Once the researchers confirmed that Anaa’s coconut groves had abundant hunting perches and exposed ground — as well as a thriving lizard population — they tested their ability to move the Tuamotu from one island to another. Using nets, they captured birds on one side of Niau and released them in an area without kingfishers. The team then radio-tracked movements of the birds to ensure they survived the test relocation.

“The translocation experiment was a resounding success,” Kesler said. “Both trans-located and control birds weathered the experiment well and several found new mates within days. These observations are the key for designing the larger inter-island relocation that we hope to undertake in the next few years.”

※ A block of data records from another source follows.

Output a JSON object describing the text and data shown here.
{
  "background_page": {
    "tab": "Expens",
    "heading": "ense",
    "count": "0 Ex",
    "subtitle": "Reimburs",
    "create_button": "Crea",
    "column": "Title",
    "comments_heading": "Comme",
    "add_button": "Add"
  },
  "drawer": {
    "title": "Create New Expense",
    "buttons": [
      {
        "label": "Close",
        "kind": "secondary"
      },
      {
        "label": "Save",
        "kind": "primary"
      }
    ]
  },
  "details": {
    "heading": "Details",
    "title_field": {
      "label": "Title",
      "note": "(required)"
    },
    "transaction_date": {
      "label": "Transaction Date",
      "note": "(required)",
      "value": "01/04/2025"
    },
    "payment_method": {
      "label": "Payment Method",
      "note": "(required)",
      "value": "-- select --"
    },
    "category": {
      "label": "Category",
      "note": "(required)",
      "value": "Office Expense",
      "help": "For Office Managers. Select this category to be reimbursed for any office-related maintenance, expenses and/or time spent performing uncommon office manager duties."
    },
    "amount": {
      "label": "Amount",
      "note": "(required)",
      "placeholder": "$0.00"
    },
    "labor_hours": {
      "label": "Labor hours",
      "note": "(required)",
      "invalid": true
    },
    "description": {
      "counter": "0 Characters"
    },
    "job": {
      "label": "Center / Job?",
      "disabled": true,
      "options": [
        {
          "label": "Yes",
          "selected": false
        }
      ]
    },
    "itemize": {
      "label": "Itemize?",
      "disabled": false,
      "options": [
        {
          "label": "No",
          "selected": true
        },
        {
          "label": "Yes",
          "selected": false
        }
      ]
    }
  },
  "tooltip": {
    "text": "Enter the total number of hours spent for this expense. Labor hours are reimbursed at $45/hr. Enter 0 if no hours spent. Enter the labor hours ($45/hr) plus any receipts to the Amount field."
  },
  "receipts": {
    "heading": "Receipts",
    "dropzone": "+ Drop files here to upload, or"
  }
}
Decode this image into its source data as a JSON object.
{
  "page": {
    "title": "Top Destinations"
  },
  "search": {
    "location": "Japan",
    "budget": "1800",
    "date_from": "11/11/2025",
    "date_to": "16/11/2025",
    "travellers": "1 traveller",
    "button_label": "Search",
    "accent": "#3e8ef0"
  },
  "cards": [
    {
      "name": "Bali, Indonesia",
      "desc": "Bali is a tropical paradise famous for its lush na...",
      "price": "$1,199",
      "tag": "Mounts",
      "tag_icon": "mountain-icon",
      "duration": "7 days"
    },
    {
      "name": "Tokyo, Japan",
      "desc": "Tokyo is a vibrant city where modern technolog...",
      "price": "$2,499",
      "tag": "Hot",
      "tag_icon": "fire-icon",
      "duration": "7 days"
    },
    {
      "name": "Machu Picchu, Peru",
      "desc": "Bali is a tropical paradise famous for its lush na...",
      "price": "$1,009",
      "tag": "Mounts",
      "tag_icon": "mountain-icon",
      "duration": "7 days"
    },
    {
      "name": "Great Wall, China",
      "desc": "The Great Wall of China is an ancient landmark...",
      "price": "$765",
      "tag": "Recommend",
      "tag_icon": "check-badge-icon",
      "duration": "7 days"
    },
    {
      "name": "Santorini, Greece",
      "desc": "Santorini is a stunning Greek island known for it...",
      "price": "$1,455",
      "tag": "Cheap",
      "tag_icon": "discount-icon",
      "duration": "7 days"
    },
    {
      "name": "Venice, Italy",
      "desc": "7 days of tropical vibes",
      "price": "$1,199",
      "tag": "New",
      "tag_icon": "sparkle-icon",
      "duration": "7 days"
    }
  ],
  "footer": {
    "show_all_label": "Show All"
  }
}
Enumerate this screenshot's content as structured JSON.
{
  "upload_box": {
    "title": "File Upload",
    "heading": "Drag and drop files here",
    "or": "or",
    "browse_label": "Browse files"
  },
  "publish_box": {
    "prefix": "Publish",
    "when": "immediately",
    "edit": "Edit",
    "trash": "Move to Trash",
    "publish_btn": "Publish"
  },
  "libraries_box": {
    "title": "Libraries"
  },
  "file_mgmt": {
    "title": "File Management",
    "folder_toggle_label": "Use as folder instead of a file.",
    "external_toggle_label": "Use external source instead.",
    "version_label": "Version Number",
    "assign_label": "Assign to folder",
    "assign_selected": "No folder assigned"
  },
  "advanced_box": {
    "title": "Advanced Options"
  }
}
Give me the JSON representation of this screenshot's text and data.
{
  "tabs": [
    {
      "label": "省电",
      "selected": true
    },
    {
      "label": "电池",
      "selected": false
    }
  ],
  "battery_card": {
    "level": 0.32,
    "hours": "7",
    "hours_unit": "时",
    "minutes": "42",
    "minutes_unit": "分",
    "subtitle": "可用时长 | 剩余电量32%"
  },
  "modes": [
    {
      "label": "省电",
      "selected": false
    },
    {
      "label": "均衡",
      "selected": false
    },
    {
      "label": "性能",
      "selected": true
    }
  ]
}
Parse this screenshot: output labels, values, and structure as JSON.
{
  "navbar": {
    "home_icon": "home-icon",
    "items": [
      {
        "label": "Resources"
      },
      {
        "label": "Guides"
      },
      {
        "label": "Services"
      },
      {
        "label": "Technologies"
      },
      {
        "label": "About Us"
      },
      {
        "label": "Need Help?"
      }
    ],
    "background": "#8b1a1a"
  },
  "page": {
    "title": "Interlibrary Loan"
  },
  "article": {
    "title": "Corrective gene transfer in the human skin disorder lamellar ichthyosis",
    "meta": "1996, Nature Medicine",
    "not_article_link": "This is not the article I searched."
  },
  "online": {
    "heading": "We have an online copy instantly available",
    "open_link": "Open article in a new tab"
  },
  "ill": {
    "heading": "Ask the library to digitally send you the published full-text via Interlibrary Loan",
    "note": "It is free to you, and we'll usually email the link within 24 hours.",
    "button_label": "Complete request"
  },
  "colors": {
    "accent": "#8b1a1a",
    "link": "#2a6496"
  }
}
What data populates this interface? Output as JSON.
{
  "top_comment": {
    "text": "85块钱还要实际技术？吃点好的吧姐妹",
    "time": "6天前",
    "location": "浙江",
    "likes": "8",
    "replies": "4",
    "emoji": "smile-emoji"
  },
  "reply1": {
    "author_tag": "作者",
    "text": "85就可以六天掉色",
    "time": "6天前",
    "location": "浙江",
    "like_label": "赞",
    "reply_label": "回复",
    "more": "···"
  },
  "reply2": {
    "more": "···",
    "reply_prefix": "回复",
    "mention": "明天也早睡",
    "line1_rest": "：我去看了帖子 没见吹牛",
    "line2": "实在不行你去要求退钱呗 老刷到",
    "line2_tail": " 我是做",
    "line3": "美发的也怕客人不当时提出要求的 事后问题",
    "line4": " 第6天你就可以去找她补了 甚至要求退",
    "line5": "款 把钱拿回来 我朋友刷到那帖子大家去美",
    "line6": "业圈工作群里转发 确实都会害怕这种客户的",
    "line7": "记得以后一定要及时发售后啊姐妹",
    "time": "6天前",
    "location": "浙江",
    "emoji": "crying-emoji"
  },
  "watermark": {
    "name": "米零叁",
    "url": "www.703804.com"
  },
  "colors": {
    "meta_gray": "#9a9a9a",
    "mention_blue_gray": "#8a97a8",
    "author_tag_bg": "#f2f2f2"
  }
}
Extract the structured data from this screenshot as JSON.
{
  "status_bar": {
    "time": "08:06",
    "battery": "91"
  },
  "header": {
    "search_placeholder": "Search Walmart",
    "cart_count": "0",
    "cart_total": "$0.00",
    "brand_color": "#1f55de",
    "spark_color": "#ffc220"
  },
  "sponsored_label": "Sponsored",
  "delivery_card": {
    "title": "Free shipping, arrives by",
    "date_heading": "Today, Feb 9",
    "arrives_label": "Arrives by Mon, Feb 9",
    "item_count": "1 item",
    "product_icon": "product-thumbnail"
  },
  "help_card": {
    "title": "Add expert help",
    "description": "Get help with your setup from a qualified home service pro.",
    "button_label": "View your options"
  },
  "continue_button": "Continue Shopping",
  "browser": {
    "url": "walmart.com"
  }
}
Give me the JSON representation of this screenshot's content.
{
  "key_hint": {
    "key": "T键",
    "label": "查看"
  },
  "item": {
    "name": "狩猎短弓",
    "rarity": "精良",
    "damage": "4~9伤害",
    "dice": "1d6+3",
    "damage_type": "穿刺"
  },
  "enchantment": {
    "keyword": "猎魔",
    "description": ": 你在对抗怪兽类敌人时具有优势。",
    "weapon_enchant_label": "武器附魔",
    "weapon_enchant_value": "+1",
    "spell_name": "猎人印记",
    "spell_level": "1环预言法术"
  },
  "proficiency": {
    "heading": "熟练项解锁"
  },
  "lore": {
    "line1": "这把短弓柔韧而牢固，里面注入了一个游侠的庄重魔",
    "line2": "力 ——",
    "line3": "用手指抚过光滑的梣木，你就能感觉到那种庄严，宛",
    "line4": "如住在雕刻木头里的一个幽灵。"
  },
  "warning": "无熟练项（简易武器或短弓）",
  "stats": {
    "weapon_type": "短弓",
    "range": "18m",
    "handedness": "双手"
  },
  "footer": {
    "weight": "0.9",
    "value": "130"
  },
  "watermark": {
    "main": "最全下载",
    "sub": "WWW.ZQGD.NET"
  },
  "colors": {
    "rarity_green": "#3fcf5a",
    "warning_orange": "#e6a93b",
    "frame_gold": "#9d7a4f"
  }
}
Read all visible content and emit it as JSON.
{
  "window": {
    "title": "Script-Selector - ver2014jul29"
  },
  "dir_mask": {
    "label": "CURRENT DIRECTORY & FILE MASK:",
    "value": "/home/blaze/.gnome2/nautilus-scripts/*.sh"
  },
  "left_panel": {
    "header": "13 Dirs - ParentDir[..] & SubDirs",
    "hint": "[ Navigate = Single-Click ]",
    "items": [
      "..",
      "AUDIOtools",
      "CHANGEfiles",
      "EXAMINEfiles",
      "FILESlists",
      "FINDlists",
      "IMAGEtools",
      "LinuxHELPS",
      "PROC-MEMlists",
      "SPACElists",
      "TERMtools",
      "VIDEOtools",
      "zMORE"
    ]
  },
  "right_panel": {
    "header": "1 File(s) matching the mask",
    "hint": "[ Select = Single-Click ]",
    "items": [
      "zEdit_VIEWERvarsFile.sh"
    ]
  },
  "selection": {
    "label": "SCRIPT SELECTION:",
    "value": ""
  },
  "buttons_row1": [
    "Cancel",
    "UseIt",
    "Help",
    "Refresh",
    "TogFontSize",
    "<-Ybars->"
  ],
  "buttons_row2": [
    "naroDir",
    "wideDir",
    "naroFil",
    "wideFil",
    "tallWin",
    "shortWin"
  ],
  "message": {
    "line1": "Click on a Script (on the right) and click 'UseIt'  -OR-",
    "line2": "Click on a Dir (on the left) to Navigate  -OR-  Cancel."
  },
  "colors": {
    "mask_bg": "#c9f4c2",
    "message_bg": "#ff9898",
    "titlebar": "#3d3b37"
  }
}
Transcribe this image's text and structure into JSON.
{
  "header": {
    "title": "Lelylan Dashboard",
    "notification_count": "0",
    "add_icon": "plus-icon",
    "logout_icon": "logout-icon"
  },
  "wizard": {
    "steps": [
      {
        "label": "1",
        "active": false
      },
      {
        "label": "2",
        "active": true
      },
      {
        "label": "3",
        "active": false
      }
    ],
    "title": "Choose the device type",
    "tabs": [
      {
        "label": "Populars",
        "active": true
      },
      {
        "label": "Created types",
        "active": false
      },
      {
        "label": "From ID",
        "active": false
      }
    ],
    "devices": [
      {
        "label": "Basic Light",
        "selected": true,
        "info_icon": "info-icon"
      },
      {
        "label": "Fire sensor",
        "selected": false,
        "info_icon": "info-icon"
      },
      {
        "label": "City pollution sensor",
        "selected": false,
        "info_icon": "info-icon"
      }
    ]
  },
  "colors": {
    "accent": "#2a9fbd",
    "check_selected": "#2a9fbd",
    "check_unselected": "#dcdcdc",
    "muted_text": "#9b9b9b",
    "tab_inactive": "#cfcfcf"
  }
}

Because there are few documented cases of the successful relocation of bird species, Kesler’s experiments are of great interest to researchers in several disciplines. His discoveries made the cover of The Auk, a journal of the American Ornithologists Union, and a feature story on Kelser’s work was just published in the Journal of Wildlife Management.

Moving birds from Niau to Anaa may represent the best hope to save the Tuamotu Kingfisher.

“As we become more committed to saving species, translocation will become a more important tool,” Kesler said. “The science to move animals is just being developed.”

“Unfortunately, even with all our work to date, the Tuamotu Kingfisher population on Niau is still crashing,” he continued. “We’re seeing some turnover, but each year when we return, there are more empty territories and the population decreases. At this rate, these birds will be gone within our lifetimes.”

    — Randy Mertens